Source material: Begin

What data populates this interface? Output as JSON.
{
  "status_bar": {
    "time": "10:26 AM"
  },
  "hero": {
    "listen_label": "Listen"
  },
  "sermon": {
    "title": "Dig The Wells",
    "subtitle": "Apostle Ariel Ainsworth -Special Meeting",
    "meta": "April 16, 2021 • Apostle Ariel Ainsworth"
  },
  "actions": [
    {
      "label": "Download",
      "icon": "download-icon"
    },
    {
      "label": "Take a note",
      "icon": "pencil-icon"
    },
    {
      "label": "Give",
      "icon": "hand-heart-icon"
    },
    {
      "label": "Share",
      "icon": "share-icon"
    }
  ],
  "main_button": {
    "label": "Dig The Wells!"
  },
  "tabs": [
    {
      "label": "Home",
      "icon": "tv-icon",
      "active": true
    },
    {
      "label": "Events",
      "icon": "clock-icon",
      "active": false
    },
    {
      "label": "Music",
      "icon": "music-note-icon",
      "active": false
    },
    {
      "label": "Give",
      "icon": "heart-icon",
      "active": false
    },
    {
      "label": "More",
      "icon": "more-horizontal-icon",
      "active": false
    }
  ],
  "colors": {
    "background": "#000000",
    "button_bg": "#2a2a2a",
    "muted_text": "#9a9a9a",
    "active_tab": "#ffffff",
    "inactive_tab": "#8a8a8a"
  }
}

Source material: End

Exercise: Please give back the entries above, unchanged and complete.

Solution to the problem:
What data populates this interface? Output as JSON.
{
  "status_bar": {
    "time": "10:26 AM"
  },
  "hero": {
    "listen_label": "Listen"
  },
  "sermon": {
    "title": "Dig The Wells",
    "subtitle": "Apostle Ariel Ainsworth -Special Meeting",
    "meta": "April 16, 2021 • Apostle Ariel Ainsworth"
  },
  "actions": [
    {
      "label": "Download",
      "icon": "download-icon"
    },
    {
      "label": "Take a note",
      "icon": "pencil-icon"
    },
    {
      "label": "Give",
      "icon": "hand-heart-icon"
    },
    {
      "label": "Share",
      "icon": "share-icon"
    }
  ],
  "main_button": {
    "label": "Dig The Wells!"
  },
  "tabs": [
    {
      "label": "Home",
      "icon": "tv-icon",
      "active": true
    },
    {
      "label": "Events",
      "icon": "clock-icon",
      "active": false
    },
    {
      "label": "Music",
      "icon": "music-note-icon",
      "active": false
    },
    {
      "label": "Give",
      "icon": "heart-icon",
      "active": false
    },
    {
      "label": "More",
      "icon": "more-horizontal-icon",
      "active": false
    }
  ],
  "colors": {
    "background": "#000000",
    "button_bg": "#2a2a2a",
    "muted_text": "#9a9a9a",
    "active_tab": "#ffffff",
    "inactive_tab": "#8a8a8a"
  }
}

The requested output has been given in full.